Government has recently announced major highway rebuilding on hwy 104 east of New Glasgow. They say this will provide 3,000 jobs. We think that is an impossible brag. Maybe half of that over the next three to four years. Cleaning up Boat Harbour and the old mill site will provide hundreds more jobs for several years.

Enercon of New Glasgow has been increasing workers over the past five or more years as wind turbine installations increase. These are very good paying jobs. Installing Solar PV and water heating panel jobs are increasing all over N.S.

Unifor would have us believe that forestry jobs would shrink if the pulp mills ceased production. The exact opposite is what would take place. The remaining two mills insist on clear cutting forest lots because this can be done using big expensive machines. NSDNR apparently agree. Unifor and N.P. quote that more than 11,000 jobs are at risk. Stats Canada quotes a significantly fewer jobs are in N.S.

When the mills are closed the clear cutting will be much less and will be replaced by sustainable selection cutting. This requires more workers — not fewer. Higher value trees are selected for sawmills to make a higher value product — sawn lumber — not chips . Sawn lumber is presently at a very high price and the export market is strong. More higher value forest products will pay for the increase of workers. Government can stop selling small trees for biomass used for pulp making and mill electric power generation.

If we add up what government has given the mills over the past 10 years we think there is no net benefit to GDP. Unifor and N.P. fail to mention the millions government/tax payers have spent or given to the mills. Bringing natural gas to New Glasgow was tax-payer assisted. Additions to the pulp mill at Abercrombie have been assisted by government loans or assistance grants. This has all been written about in the Joan Baxter book, “The Mill” and in various newspapers and government web sites.

Unifor claims that various change proposals are “just not possible.” That is not true as other mills have changed over the past 20 years. To see change, the Unifor script writer should take a trip to other pulp mills within Canada including the Irving pulp mill at St. John, N.B. In fact, Paper Excellence operates the Meadow Lake pulp mill in Saskatchewan with a closed loop waste water system. Processes in the mill have to be changed to accommodate a closed loop system. Apparently Paper Excellence doesn’t want to make the necessary changes. That is their right to refuse change investment. But it isn’t their right to wipe out a lobster fishery that has more value to GDP than does its pulp sales to China. Neither is it the right of the Liberal Governments to condone the wiping out of the fishery and a reduction of tourism or sawmill jobs.

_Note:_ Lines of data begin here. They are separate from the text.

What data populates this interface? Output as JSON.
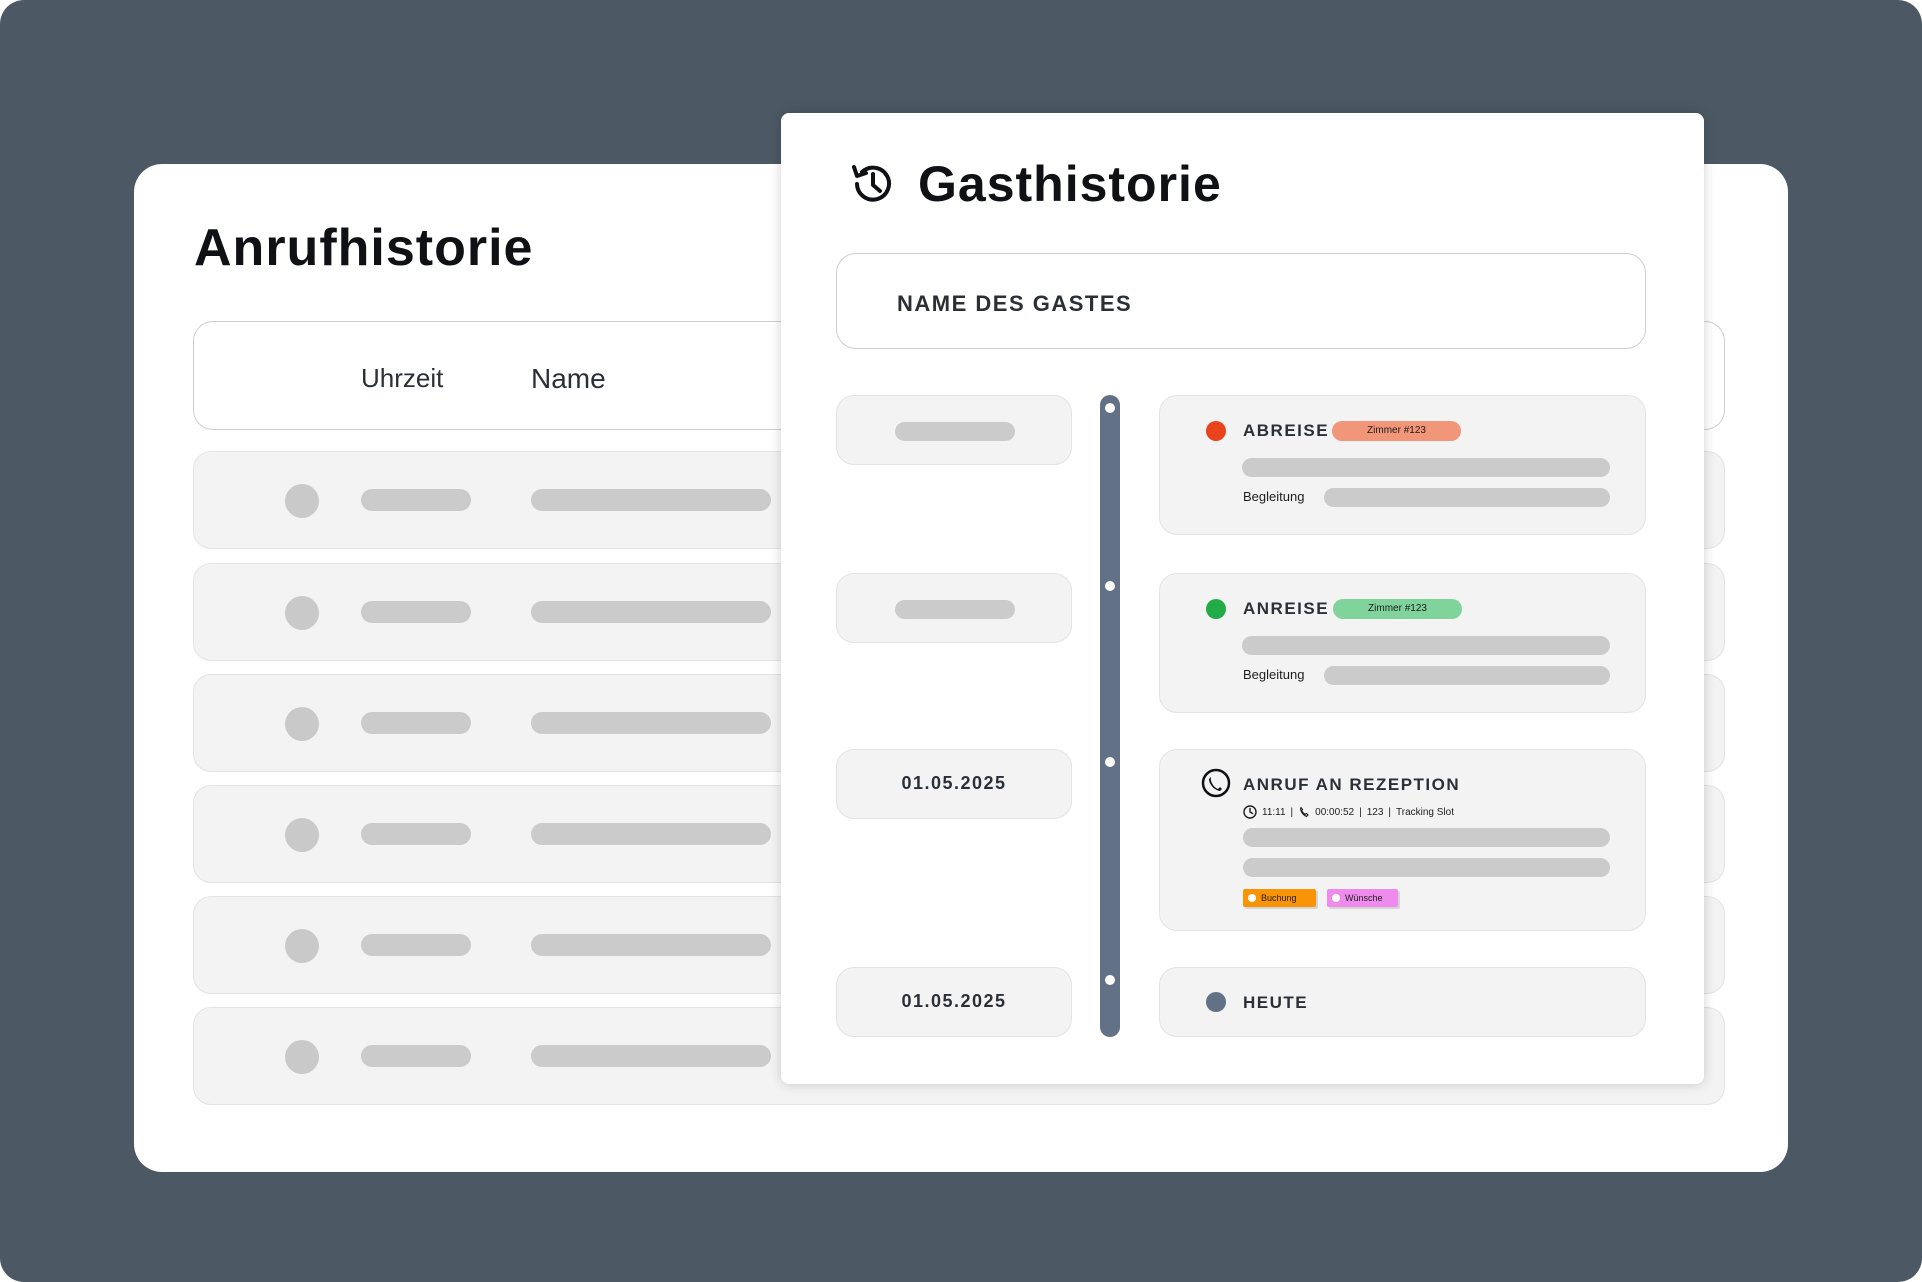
{
  "back_card": {
    "title": "Anrufhistorie",
    "columns": {
      "time": "Uhrzeit",
      "name": "Name"
    },
    "rows": 6
  },
  "front_card": {
    "title": "Gasthistorie",
    "icon": "history-icon",
    "guest_name_label": "NAME DES GASTES",
    "timeline": [
      {
        "date": "",
        "type": "ABREISE",
        "status_color": "#e9431e",
        "room": "Zimmer #123",
        "room_color": "#f2967a",
        "companion_label": "Begleitung"
      },
      {
        "date": "",
        "type": "ANREISE",
        "status_color": "#22ac48",
        "room": "Zimmer #123",
        "room_color": "#80d49b",
        "companion_label": "Begleitung"
      },
      {
        "date": "01.05.2025",
        "type": "ANRUF AN REZEPTION",
        "icon": "phone-icon",
        "time": "11:11",
        "duration": "00:00:52",
        "room_number": "123",
        "slot": "Tracking Slot",
        "separator": "|",
        "tags": [
          {
            "label": "Buchung",
            "color": "#f99406"
          },
          {
            "label": "Wünsche",
            "color": "#ef8bed"
          }
        ]
      },
      {
        "date": "01.05.2025",
        "type": "HEUTE",
        "status_color": "#637186"
      }
    ]
  },
  "colors": {
    "backdrop": "#4c5965",
    "card": "#ffffff",
    "row_bg": "#f3f3f3",
    "placeholder": "#cbcbcb",
    "timeline_track": "#637186"
  }
}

Unifor will lose out on payroll union dues. That is a conflict of interest that taints the article they ran in the August 2 Advocate. We will continue to work on the alternative jobs for Pictou County and in forestry all over Nova Scotia. Prepare now — not after the mill closes. Change equals jobs.

Don Wilson

Brule Point